- Juno Therapeutics is making strides with its second-generation CAR-T therapy JCAR017, unveiling updated early data Monday that looks competitive in aggressive non-Hodgkin lymphoma (NHL).
- Juno is only three months removed from scrapping its once-lead candidate JCAR015, which was shut down after five patients died from cerebral edema last year. The tragedy set back Juno’s progress in CAR-T development and competitors Novartis and Kite Pharma have since leapt ahead to regulatory submissions with their respective candidates.
- Results from the TRANSCEND study showed JCAR017 led to a three-month overall response rate of 51% across dose levels in 41 patients, sixteen of whom experienced a complete response. Notably for Juno, 60% of patients in the full dataset did not experience any cytokine release syndrome (CRS) or neurotoxicity, two key safety concerns with CAR-T treatment.

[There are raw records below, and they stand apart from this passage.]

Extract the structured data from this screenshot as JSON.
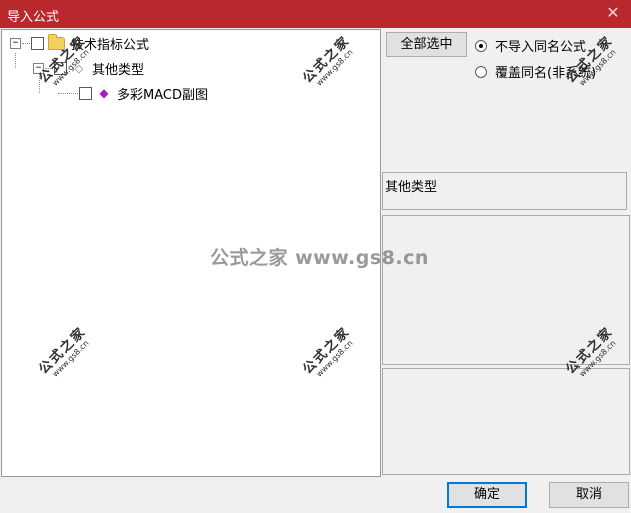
{
  "window": {
    "title": "导入公式",
    "close_glyph": "✕"
  },
  "tree": {
    "root": {
      "expander": "−",
      "label": "技术指标公式"
    },
    "child": {
      "expander": "−",
      "label": "其他类型"
    },
    "leaf": {
      "label": "多彩MACD副图"
    }
  },
  "options": {
    "select_all_label": "全部选中",
    "radio_skip_label": "不导入同名公式",
    "radio_overwrite_label": "覆盖同名(非系统)",
    "selected_option": "radio_skip"
  },
  "category_label": "其他类型",
  "buttons": {
    "ok_label": "确定",
    "cancel_label": "取消"
  },
  "watermark": {
    "center_text": "公式之家 www.gs8.cn",
    "stamp_big": "公式之家",
    "stamp_small": "www.gs8.cn"
  }
}
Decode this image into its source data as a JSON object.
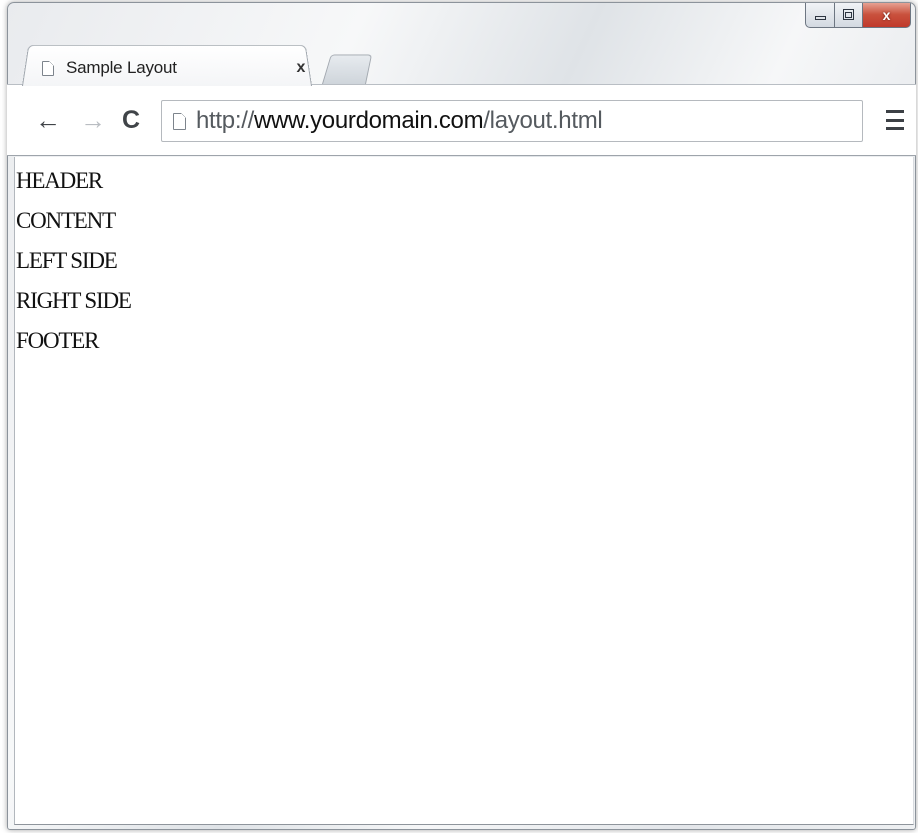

While Novartis and Kite will likely be first to market with an approved CAR-T, Juno hopes improvements in the design of JCAR017 will both avoid the safety issues it saw with JCAR015 and lead to better efficacy.
"We continue to look at all sorts of opportunities to improve efficacy, to improve safety," said Juno CEO Hans Bishop in an interview. "I think the data we have just posted on JCAR017 in NHL, I think underscores its potential to be best in class and if that plays out then clearly not coming to market first is not going to be an issue for us."
In addition to reporting results from the full dataset, Juno also cut the data to show results from a core group of patients with diffuse large B-cell lymphoma (DLBCL) that represent the targeted population for a planned pivotal study set to begin later this year.
In that core group, the three-month overall response rate in 32 patients was 66%, with complete responses in 50%. (The full data set included patients with poorer performance and different subtypes of NHL such as mantle cell lymphoma.)
Those rates in the DLBCL core group look better than what has been reported from Kite’s axi-cel CAR-T therapy in DLBCL, although cross-trial comparisons should be treated warily. A readout of three-month data on axi-cel from September showed a 39% overall response and 33% complete response rates. Kite’s data held up over six-months, however, and included more patients.
Given Juno’s backstory with JCAR015, safety results will be closely watched.
In the core group, one patient developed severe CRS and 18% experienced severe neurotoxicity. One patient died, however, from diffuse alveolar damage, which was judged related to the chemo preconditioning regime combined with JCAR017.
Results from the broader data showed a 2% rate of severe CRS and 16% rate of severe neurotoxicity.
Durability of response is a key question for CAR-T, with response rates typically dropping from the best observed response over time. Showing durable responses at six months as well as at the three-month mark will likely be key for regulatory review by the Food and Drug Administration.
Juno’s optimistic here, though.
"I think there is a good reason to believe that the three-month readout is going to be generally predictive of the six-month readout," Bishop said. "We reported today that nine out of 10` patients that were in response at three months are still in response at six."
Jefferies biotech analyst Biren Amin didn’t view Juno’s data as significantly differentiated from the responses seen with Kite’s axi-cel, also known as KTE-C19.
“We think the three-[month] [complete response] rates are in line with KTE-C19 while the safety profile appears slightly better, however it may be more a function of patient baseline characteristics vs. attributes of JCAR17,” Jefferies analyst Biren Amin wrote in a June 5 note.
Shares in Juno fell by more than 10% in Monday trading, perhaps due to continued progress announced by Kite at ASCO.